- Students must complete the PSI Selections form by May 1, 2014 to have interim transcript information forwarded in early-May 2014 to the BC Electronic PSIs list and to the OUAC institutions.
- Students must make their PSI Selections by July 15, 2014 to have their final transcript information sent to PSIs by July 30, 2014.
- In addition to the BC Electronic PSIs option and the OUAC Electronic PSIs option in Section 1 of the form, students may submit a maximum of six selections from Sections 2 and 3 of the online form.
- Students only need to complete their PSI Selections form once in the current school year.
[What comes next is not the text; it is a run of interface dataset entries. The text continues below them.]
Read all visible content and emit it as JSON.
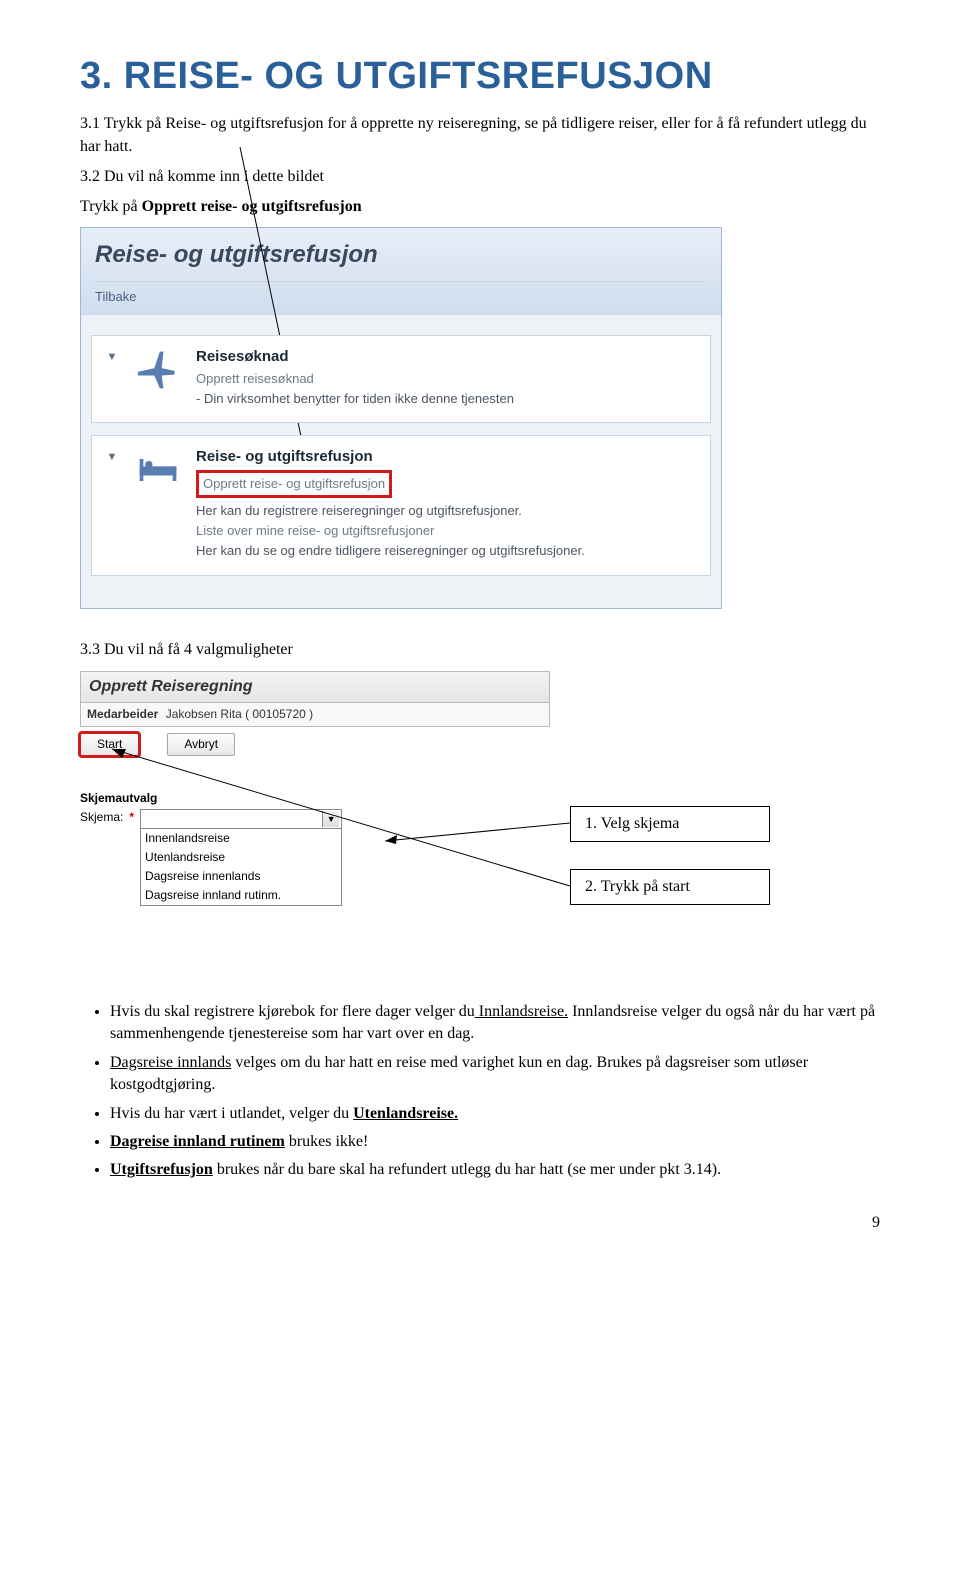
{
  "heading": "3. REISE- OG UTGIFTSREFUSJON",
  "intro": "3.1 Trykk på Reise- og utgiftsrefusjon for å opprette ny reiseregning, se på tidligere reiser, eller for å få refundert utlegg du har hatt.",
  "p32a": "3.2 Du vil nå komme inn i dette bildet",
  "p32b_pre": "Trykk på ",
  "p32b_bold": "Opprett reise- og utgiftsrefusjon",
  "shot1": {
    "title": "Reise- og utgiftsrefusjon",
    "back": "Tilbake",
    "block1": {
      "title": "Reisesøknad",
      "link": "Opprett reisesøknad",
      "desc": "- Din virksomhet benytter for tiden ikke denne tjenesten"
    },
    "block2": {
      "title": "Reise- og utgiftsrefusjon",
      "link1": "Opprett reise- og utgiftsrefusjon",
      "desc1": "Her kan du registrere reiseregninger og utgiftsrefusjoner.",
      "link2": "Liste over mine reise- og utgiftsrefusjoner",
      "desc2": "Her kan du se og endre tidligere reiseregninger og utgiftsrefusjoner."
    }
  },
  "p33": "3.3 Du vil nå få 4 valgmuligheter",
  "shot2": {
    "title": "Opprett Reiseregning",
    "meda_label": "Medarbeider",
    "meda_value": "Jakobsen Rita ( 00105720 )",
    "start": "Start",
    "avbryt": "Avbryt",
    "skjemautvalg": "Skjemautvalg",
    "skjema_label": "Skjema:",
    "selected": "",
    "options": [
      "Innenlandsreise",
      "Utenlandsreise",
      "Dagsreise innenlands",
      "Dagsreise innland rutinm."
    ]
  },
  "step1": "1. Velg skjema",
  "step2": "2. Trykk på start",
  "bullets": {
    "b1a": "Hvis du skal registrere kjørebok for flere dager velger du",
    "b1u": " Innlandsreise.",
    "b1b": " Innlandsreise velger du også når du har vært på sammenhengende tjenestereise som har vart over en dag.",
    "b2u": "Dagsreise innlands",
    "b2b": " velges om du har hatt en reise med varighet kun en dag. Brukes på dagsreiser som utløser kostgodtgjøring.",
    "b3a": "Hvis du har vært i utlandet, velger du ",
    "b3u": "Utenlandsreise.",
    "b4u": "Dagreise innland rutinem",
    "b4b": " brukes ikke!",
    "b5u": "Utgiftsrefusjon",
    "b5b": " brukes når du bare skal ha refundert utlegg du har hatt (se mer under pkt 3.14)."
  },
  "pagenum": "9"
}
If they select BC Electronic PSIs and/or OUAC by March 1, 2014, their transcript information will be forwarded automatically for the preliminary transcript file in March, the interim file in May and the final file in late July. Students may submit additional selections from Sections 1, 2 or 3 at any time up until July 15, 2014.
Note: Requests to send transcripts to additional PSIs can be made for a fee by submitting an online transcript order at: http://www.bced.gov.bc.ca/transcript/
If a specific PSI is not listed in Sections 1, 2 or 3 of the PSI Selections form, please send an email with the name and address of the PSI you wish to see added to: TRAX.Data@gov.bc.ca
- After making selections, students may print a confirmation page for reference purposes, and at any point students can view their selections on the SSW by using the “View PSI Selections” menu option. PSI selections will appear on the updated Transcript Verification Reports (TVRs) beginning in May as well as the PSI Selections Student Summary Report detailed below.
- An instructional document is available at: https://www.bced.gov.bc.ca/exams/trx_updates/pdf/psi_selections_instructions.pdf. The instructions include snap shots of all the screens students will use to select PSIs
Please note that Spring Break is fast approaching and teachers will be away from their desks from March 17 – 28 inclusive. During this time, our NCDES clerical staff will continue to be available and the office will remain open. We encourage students to continue working, if they wish, and teachers will be back in the office on March 31st.
Enjoy the break!